╭──

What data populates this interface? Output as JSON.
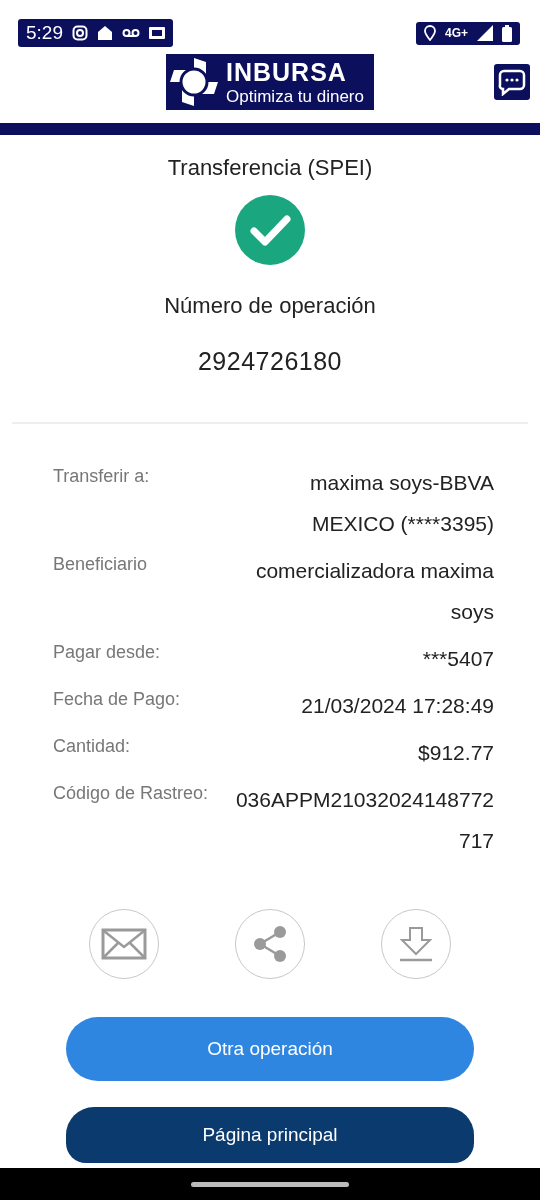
{
  "status_bar": {
    "time": "5:29",
    "network": "4G+"
  },
  "header": {
    "brand": "INBURSA",
    "tagline": "Optimiza tu dinero"
  },
  "receipt": {
    "title": "Transferencia (SPEI)",
    "operation_label": "Número de operación",
    "operation_number": "2924726180"
  },
  "details": [
    {
      "label": "Transferir a:",
      "value": "maxima soys-BBVA MEXICO (****3395)"
    },
    {
      "label": "Beneficiario",
      "value": "comercializadora maxima soys"
    },
    {
      "label": "Pagar desde:",
      "value": "***5407"
    },
    {
      "label": "Fecha de Pago:",
      "value": "21/03/2024 17:28:49"
    },
    {
      "label": "Cantidad:",
      "value": "$912.77"
    },
    {
      "label": "Código de Rastreo:",
      "value": "036APPM21032024148772717"
    }
  ],
  "actions": [
    {
      "kind": "email"
    },
    {
      "kind": "share"
    },
    {
      "kind": "download"
    }
  ],
  "buttons": [
    {
      "label": "Otra operación",
      "kind": "secondary"
    },
    {
      "label": "Página principal",
      "kind": "primary"
    }
  ]
}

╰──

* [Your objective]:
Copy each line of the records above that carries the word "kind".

* [Answer area]:
      "kind": "email"
      "kind": "share"
      "kind": "download"
      "kind": "secondary"
      "kind": "primary"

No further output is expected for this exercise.